A study on childhood, the Internet and the media (KIM study) found that 97 percent of children aged 6 to 12 have access to the Internet at home.
Children, Internet and effective protection / Image: Rawpixel.com/Shutterstock
This involves having fun, promoting communication via chats and messengers, learning media-technical skills as well as acquiring different learning contents. However, the dangers of using the Internet cannot be dismissed.
Violent films, pornography and cyberbullying are just a few of the things that make it necessary to teach children how to use the Internet appropriately.
Measures and rules for the safe use of the Internet
A useful media literacy of the child presupposes a reasonable media education of the parents. This includes various measures and rules to enable children to use the Internet safely.
Surfing together with the children

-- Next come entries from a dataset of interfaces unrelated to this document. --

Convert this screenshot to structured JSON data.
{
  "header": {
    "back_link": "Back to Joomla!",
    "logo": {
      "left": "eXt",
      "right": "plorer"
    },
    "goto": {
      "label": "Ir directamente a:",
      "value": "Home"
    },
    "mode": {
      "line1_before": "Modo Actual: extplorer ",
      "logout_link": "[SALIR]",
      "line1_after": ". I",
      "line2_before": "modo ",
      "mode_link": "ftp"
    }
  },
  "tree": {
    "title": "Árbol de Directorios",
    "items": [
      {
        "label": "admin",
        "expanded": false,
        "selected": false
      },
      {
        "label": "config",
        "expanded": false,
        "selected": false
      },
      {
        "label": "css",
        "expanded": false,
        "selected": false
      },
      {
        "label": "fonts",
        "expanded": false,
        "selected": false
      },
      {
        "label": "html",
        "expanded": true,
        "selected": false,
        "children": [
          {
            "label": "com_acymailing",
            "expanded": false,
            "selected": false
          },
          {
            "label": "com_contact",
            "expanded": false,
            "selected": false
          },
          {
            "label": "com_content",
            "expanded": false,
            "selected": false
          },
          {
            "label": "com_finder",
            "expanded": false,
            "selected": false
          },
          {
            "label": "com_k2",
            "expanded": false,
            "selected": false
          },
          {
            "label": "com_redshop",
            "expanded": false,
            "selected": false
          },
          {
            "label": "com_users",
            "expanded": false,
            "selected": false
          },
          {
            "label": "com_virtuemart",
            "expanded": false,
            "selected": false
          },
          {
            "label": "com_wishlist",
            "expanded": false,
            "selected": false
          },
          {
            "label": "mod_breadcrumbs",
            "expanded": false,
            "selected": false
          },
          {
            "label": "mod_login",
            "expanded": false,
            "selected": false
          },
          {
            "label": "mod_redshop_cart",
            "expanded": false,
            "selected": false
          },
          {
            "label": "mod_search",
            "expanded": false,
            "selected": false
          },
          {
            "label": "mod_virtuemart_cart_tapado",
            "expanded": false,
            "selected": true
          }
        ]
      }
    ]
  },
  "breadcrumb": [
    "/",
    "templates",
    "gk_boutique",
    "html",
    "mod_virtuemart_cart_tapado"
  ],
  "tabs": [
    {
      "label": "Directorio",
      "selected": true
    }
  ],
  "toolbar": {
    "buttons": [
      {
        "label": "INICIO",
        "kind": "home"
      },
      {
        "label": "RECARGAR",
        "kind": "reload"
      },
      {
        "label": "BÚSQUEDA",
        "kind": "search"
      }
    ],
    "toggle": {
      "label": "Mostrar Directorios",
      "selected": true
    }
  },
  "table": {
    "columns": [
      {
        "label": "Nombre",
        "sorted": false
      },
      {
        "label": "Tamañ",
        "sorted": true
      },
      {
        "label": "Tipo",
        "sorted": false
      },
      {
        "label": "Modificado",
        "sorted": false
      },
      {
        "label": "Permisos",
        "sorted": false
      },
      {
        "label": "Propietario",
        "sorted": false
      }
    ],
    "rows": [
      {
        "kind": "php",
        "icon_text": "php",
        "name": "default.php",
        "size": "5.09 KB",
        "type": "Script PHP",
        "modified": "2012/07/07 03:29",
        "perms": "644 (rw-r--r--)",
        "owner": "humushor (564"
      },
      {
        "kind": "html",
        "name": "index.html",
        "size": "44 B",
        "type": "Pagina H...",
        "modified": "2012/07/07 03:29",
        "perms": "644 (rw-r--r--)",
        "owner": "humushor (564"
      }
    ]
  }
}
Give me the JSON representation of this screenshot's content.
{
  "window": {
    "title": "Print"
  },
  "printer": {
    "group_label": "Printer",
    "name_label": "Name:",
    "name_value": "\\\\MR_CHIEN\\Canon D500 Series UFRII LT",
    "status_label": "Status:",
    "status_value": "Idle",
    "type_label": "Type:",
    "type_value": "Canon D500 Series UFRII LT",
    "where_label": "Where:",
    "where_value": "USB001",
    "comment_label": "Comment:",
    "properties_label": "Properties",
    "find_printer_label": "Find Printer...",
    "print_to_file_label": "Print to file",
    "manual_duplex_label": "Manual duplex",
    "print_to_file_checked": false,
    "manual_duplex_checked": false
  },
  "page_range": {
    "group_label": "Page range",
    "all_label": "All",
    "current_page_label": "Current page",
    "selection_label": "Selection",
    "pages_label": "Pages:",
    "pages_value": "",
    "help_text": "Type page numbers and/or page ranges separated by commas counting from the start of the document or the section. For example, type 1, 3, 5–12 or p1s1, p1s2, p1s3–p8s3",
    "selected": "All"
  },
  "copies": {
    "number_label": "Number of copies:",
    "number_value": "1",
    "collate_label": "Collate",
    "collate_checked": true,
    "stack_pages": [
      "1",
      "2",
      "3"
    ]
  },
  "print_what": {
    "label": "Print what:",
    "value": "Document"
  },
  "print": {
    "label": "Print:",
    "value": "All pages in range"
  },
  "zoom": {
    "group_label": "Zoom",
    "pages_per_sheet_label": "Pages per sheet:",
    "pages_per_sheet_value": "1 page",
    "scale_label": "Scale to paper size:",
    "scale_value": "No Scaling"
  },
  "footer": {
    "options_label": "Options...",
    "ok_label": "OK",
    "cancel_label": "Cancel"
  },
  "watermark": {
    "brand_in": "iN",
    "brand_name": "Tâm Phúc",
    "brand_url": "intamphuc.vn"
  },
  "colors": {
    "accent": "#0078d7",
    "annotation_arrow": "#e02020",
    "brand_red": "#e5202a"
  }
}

Especially children who are not yet able to read and write cannot correctly classify the contents of the Internet and cannot correctly assess the possible consequences of their behaviour on the Internet. In this case in particular, parents should actively accompany their children’s surfing. Therefore, it is worthwhile to surf for yourself in order to be able to present interesting and worth knowing websites to the child. Show them which websites they are allowed to visit and which of them are unsuitable for which reasons. Select them according to your interests and age. Use a whitelist to filter unwanted websites: You determine which pages should be accessible, all others remain blocked. When your child is older, has mastered cultural techniques and has become safe in using the Internet, you can let him or her surf independently for a fixed period of time. However, you should stay within reach in order to be able to provide help if you have any questions. Tip: Children can make a so-called surfing certificate on the Internet, which gives them all the important information and interesting facts about the Internet.
Set time limits
You should set time limits together with your child. This includes not only surfing the Internet, but also playing computer games and using other media such as television. Experts recommend the following age-related times:
|AgeTimelimit4 to 6 yearsMaximum 30 minutes per day6 to 9 yearsMaximum 60 minutes per day9 to 12 yearsMaximum 90 minutes per dayWhen dealing responsibly with time limits from 10 years of ageLet the child divide his media time over the week by himself. Make sure, however, that the child does not exceed a total of ten hours.|
Installing Parental Controls Software
Special software includes a parental control that allows you to set general time limits, limits for individual programs, and filters (depending on age or category). A blacklist is available for older children and adolescents: This allows you to define problematic pages that you can specifically block using special programs. It can also be used to filter websites that contain key terms that indicate age-inappropriate content.
Set up an email account for the child
In order to set up an e-mail account, you should choose providers of special children’s pages, because e-mail access, mailbox and handling are particularly clear and child-friendly. Experts recommend setting up two separate e-mail accounts:
- An e-mail address is used by your child to keep in touch with friends and acquaintances. Encourage him or her to give this address only to friends and acquaintances.
- A second address is used to register in chats and communities (on children’s sites!).
Important: Check the news regularly with your child. In this context, be sure to explain the danger of spam emails from unknown senders and the associated phishing risk. Find out more about the possibilities of Internet insurance, which provides you and your family members with legal protection against online crime, fraud and other activities on the Internet.
Protect personal data
Tell your child not to share personal information such as address, postal or e-mail address, photos, or phone numbers with anyone on the Internet. Neither from yourself nor from family or friends.
No storage of passwords or other data
Surfing together with children / Image: Monkey Business Images/Shutterstock
Agree with your child to discuss downloading files with you. Also make sure they don’t store passwords or even have access to your credit card number, especially if they’re surfing the family PC you use. Websites are increasingly storing credit card data automatically. To be on the safe side, activate this process after each purchase, usually under the “Settings” and “Payment” sections. In this way, you prevent unwanted purchases or other contracts from being concluded by your ignorant child. For example, you can set up a separate account for your child on the computer on which the installation of programs is only conditionally possible. Certain programs selected by parents can be saved on the start page of the browser. Thus you already make a pre-selection, which makes the World Wide Web for your child and its entrance into the media world clear and safe.